[Page and application data records]
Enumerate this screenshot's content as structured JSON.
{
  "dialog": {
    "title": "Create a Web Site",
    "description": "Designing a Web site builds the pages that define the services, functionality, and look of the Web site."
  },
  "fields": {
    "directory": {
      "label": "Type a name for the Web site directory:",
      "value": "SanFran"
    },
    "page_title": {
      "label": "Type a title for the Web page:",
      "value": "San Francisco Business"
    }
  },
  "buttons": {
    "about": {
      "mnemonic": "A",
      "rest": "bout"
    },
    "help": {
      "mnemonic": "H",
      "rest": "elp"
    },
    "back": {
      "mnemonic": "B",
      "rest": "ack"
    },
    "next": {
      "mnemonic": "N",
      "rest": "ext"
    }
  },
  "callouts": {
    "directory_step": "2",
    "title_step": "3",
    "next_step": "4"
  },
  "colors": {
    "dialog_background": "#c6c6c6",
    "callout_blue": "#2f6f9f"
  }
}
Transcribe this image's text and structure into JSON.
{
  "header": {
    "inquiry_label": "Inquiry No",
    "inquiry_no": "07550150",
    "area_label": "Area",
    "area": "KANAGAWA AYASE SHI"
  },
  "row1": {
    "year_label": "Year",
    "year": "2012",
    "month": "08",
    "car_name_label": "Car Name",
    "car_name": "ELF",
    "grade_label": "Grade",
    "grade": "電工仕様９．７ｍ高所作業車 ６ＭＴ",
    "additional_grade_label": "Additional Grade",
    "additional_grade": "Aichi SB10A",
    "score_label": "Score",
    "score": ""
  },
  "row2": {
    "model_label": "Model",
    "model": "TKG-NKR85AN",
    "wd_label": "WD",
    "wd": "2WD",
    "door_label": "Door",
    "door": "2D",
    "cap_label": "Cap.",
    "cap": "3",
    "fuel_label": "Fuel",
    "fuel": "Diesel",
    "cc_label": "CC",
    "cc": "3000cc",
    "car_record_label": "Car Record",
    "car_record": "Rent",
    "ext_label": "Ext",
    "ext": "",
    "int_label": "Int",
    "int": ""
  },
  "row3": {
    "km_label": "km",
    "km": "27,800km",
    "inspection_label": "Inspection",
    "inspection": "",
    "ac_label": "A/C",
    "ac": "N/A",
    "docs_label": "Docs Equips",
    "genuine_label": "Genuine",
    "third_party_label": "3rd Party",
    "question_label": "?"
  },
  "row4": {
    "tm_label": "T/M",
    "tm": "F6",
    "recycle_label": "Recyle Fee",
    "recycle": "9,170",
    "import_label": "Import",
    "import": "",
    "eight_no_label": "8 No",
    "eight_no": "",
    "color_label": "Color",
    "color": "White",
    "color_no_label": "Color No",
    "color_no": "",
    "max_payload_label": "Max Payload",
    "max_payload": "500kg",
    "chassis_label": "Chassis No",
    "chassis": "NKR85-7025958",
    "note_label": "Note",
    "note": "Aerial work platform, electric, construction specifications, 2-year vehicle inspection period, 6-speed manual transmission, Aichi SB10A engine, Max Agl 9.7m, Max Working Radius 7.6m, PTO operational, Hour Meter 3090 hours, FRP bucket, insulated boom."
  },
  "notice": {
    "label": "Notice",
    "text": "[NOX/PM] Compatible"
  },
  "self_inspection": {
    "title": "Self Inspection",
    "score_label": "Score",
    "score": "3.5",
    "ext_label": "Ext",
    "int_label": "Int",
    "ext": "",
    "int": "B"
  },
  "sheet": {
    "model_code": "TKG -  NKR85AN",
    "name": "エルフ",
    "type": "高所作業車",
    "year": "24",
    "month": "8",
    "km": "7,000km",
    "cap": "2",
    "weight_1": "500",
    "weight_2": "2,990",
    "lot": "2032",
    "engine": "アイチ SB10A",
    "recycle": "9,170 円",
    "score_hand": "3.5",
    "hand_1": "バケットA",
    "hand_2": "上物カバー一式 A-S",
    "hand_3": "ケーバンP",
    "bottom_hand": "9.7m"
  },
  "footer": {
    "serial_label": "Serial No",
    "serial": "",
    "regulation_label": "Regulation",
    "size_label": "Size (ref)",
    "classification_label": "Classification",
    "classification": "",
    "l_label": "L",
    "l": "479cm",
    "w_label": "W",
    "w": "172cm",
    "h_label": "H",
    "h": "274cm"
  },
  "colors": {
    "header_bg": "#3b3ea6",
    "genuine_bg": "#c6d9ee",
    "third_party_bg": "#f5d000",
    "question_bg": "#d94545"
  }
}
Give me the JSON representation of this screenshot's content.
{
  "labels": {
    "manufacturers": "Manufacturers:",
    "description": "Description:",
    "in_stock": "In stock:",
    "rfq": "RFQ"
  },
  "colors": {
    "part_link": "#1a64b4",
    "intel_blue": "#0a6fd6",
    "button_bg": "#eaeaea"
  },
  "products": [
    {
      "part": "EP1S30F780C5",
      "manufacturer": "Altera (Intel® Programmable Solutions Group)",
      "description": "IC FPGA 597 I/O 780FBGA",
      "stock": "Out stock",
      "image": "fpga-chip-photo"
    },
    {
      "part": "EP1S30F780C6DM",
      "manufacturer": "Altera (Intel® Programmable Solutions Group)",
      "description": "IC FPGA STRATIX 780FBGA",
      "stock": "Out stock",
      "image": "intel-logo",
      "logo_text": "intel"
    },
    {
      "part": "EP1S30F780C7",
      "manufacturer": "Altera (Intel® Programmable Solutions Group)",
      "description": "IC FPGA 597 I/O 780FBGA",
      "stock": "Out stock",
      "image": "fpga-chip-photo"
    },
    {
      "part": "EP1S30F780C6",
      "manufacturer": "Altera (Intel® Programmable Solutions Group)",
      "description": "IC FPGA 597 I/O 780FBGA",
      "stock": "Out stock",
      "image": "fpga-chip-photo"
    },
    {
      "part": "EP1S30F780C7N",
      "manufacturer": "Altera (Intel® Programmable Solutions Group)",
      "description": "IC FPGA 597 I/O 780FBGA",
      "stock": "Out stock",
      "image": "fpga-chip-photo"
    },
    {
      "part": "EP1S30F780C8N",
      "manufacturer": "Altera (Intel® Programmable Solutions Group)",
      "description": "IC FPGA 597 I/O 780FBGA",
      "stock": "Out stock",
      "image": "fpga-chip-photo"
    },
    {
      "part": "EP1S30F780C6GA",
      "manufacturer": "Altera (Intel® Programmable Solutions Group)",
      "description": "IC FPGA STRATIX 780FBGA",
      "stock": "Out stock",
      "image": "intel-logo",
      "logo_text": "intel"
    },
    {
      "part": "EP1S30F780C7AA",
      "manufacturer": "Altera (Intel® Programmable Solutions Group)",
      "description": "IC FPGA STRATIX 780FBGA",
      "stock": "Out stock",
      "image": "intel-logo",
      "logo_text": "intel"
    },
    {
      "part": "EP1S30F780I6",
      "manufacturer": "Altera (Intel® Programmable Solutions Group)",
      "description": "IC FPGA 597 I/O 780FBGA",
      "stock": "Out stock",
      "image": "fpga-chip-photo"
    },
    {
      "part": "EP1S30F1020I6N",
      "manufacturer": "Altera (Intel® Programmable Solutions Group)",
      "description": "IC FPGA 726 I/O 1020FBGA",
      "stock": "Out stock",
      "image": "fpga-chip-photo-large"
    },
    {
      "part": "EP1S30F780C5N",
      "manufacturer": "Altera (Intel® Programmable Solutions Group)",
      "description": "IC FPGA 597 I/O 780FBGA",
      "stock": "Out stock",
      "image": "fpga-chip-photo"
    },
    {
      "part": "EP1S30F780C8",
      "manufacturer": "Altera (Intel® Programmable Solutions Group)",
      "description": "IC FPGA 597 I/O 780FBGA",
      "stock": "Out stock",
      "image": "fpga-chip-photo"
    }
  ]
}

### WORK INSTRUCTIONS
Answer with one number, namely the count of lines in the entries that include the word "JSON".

### PROBLEM SOLUTION
3